PROBLEM REQUIREMENTS - Throughout the entries below, report every line where "导线截面" is found.

GIVEN DATA -

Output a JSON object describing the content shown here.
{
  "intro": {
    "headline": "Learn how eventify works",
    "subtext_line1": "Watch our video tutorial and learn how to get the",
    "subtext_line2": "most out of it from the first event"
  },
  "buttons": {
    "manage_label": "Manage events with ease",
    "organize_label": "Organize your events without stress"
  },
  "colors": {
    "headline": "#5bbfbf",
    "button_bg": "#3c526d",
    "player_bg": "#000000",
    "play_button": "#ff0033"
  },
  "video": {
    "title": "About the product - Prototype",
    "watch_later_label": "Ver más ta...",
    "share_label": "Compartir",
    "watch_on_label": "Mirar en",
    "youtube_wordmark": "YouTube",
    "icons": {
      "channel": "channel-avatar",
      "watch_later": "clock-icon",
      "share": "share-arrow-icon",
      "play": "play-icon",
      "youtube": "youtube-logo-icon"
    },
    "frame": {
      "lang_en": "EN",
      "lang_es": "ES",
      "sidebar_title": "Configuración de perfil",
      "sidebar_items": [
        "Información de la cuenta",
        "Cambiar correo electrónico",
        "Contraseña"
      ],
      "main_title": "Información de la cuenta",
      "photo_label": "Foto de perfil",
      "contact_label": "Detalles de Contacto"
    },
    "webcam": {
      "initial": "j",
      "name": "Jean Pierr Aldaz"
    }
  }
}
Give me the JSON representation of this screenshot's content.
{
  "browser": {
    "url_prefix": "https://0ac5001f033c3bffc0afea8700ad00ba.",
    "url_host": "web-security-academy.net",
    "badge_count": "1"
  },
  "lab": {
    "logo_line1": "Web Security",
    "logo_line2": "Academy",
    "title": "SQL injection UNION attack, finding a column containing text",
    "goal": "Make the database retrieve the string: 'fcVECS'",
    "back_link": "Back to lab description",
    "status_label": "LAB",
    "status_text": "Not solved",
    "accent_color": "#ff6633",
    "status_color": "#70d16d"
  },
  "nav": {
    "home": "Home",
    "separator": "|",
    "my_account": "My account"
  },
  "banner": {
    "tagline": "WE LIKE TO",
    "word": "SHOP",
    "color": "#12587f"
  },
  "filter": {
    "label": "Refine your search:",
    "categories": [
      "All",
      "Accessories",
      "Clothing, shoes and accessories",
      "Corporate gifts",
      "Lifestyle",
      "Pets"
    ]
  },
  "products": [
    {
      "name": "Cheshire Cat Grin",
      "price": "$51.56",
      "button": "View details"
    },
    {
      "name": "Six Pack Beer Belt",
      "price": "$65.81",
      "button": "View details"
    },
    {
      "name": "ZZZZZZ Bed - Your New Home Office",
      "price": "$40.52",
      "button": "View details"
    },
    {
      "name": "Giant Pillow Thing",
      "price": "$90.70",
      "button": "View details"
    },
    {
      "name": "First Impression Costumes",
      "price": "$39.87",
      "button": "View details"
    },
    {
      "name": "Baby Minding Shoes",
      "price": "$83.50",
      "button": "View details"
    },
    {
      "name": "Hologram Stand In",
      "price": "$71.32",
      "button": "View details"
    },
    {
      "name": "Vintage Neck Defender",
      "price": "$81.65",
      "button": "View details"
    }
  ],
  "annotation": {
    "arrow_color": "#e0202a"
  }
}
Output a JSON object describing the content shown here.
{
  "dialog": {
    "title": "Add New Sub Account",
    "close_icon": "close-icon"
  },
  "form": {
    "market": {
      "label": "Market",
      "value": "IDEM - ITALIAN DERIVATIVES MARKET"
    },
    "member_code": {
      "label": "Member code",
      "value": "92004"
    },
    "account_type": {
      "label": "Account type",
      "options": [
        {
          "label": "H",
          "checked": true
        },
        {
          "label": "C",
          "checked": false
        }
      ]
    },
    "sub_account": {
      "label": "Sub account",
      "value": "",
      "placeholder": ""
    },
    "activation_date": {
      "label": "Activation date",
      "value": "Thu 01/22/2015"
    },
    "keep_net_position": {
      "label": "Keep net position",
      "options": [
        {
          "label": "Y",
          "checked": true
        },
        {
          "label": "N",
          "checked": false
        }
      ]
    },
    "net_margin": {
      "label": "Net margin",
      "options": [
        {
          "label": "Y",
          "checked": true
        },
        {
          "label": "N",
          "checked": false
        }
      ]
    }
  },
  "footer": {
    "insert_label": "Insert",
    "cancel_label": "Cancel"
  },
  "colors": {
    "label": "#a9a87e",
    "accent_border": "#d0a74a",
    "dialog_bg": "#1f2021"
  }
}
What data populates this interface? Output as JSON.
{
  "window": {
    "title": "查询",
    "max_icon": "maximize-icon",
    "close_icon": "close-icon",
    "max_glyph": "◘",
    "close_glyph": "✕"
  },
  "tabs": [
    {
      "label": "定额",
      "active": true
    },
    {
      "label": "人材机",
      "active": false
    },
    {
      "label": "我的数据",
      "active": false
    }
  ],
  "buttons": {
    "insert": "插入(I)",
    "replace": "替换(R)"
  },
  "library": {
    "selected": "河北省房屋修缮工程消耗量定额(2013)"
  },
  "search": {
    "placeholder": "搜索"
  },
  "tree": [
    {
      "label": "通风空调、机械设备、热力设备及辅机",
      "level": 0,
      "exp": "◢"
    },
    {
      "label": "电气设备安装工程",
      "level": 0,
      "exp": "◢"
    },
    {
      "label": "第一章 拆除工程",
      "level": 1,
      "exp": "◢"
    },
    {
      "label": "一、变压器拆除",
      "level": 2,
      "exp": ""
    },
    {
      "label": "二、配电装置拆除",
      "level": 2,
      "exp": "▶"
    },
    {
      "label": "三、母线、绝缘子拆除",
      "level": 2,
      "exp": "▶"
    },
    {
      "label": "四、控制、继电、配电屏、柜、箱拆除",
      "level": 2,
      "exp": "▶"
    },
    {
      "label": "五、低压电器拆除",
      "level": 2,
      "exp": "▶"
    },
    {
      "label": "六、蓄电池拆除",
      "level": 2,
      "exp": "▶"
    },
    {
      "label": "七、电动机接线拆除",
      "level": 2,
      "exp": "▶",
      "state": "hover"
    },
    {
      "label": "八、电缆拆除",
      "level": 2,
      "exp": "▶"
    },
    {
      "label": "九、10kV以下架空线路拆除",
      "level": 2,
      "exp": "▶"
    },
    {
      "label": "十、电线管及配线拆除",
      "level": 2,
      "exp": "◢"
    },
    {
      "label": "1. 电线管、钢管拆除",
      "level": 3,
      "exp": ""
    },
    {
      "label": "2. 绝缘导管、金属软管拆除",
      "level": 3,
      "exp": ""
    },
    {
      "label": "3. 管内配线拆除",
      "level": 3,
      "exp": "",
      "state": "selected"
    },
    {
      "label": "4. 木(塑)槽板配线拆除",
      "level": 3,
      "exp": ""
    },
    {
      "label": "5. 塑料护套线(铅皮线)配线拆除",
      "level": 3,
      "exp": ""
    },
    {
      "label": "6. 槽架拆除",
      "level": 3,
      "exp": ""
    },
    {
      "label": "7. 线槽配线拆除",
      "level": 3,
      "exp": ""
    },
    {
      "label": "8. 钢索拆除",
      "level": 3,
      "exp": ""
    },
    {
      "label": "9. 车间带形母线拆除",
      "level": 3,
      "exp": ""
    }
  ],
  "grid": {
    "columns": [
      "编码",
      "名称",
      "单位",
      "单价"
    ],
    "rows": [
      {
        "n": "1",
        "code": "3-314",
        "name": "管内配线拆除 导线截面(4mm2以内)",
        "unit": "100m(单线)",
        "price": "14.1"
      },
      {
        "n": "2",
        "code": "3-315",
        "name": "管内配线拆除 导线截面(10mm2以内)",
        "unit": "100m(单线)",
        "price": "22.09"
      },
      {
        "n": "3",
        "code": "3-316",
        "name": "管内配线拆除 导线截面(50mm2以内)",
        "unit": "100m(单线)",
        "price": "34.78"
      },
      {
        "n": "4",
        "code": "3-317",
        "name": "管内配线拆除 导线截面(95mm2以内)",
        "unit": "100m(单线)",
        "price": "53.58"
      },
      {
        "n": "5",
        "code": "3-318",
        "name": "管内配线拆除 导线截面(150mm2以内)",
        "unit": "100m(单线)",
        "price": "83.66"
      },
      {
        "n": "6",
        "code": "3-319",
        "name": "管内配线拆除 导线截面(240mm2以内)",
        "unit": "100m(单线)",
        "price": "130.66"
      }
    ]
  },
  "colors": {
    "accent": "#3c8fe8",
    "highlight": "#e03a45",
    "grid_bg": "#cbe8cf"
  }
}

SOLUTION FOR THIS TASK -
        "name": "管内配线拆除 导线截面(4mm2以内)",
        "name": "管内配线拆除 导线截面(10mm2以内)",
        "name": "管内配线拆除 导线截面(50mm2以内)",
        "name": "管内配线拆除 导线截面(95mm2以内)",
        "name": "管内配线拆除 导线截面(150mm2以内)",
        "name": "管内配线拆除 导线截面(240mm2以内)",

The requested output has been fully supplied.